Everyone is small and helpless early, and many are old and helpless late in life. These rules benefit us all, and what happened here sends precisely the wrong message.

To quote the movie Paranorman :

Neil: Nah. You can't stop bullying, it's part of human nature. If you were bigger and more stupid, you'd probably be a bully too. It's called, survival of the thickest.


Comment: Re:PCs aint expensive (Score 3, Interesting) 452

by davek (#46716499) Attached to: Ask Slashdot: How To Start With Linux In the Workplace?

Not sure why they'd be trying so hard to save themselves from buying new PCs.. Probably the XP machines run like ass as it is.
Linux as a general use machine for people that are so bad at computers they still use XP.... just no.. hell no. tell the boss to stop being so cheap and upgrade to this decade

I think this is correct.

Even though I'm at work, running Ubuntu 12.04 with LXDE, and I have full ability to do everything I need to do, I wouldn't want to be /forced/ to use any OS or tool that wasn't the best for my work.

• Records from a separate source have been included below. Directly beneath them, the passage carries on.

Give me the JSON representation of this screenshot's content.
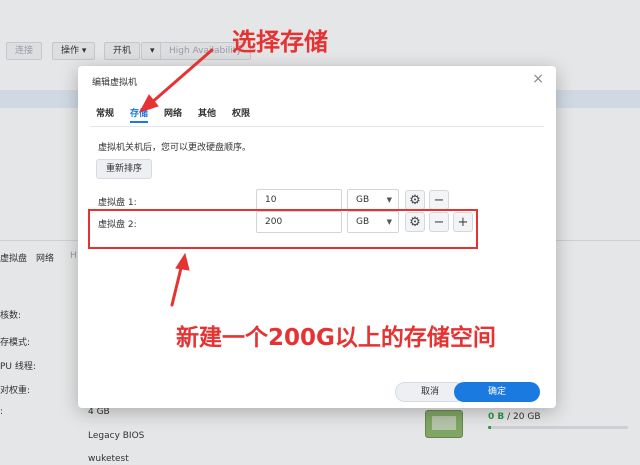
{
  "background": {
    "toolbar": {
      "connect": "连接",
      "action": "操作 ▾",
      "power_on": "开机",
      "power_more": "▾",
      "high_availability": "High Availability"
    },
    "tabs": [
      "虚拟盘",
      "网络",
      "H"
    ],
    "labels": [
      "核数:",
      "存模式:",
      "PU 线程:",
      "对权重:",
      ":"
    ],
    "values": {
      "memory": "4 GB",
      "firmware": "Legacy BIOS",
      "host": "wuketest"
    },
    "storage": {
      "used": "0 B",
      "separator": " / ",
      "total": "20 GB",
      "used_fraction": 0.02
    }
  },
  "dialog": {
    "title": "编辑虚拟机",
    "close": "×",
    "tabs": [
      {
        "label": "常规",
        "active": false
      },
      {
        "label": "存储",
        "active": true
      },
      {
        "label": "网络",
        "active": false
      },
      {
        "label": "其他",
        "active": false
      },
      {
        "label": "权限",
        "active": false
      }
    ],
    "note": "虚拟机关机后，您可以更改硬盘顺序。",
    "reorder": "重新排序",
    "disks": [
      {
        "label": "虚拟盘 1:",
        "size": "10",
        "unit": "GB"
      },
      {
        "label": "虚拟盘 2:",
        "size": "200",
        "unit": "GB"
      }
    ],
    "cancel": "取消",
    "ok": "确定"
  },
  "annotations": {
    "top": "选择存储",
    "bottom": "新建一个200G以上的存储空间",
    "color": "#e53333"
  },
  "colors": {
    "accent": "#1a7ae0",
    "annotation": "#e53333",
    "storage_used": "#2aa84a"
  }
}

I'm a software engineer, working on linux embedded systems, so having a linux desktop is the best for me. Our IT also allows linux to be run on the desktop, but doesn't support a lot of the details. THAT's the best way to go. Provide your users with a wide range of tools. For those that don't care, give them windows. Forcing them to use Linux won't win anyone over.

That said, I'd set up LXDE + Ubuntu 12.04 (or later), and give that to people to try. Just don't force them to use it.

Save gas, don't use the shell.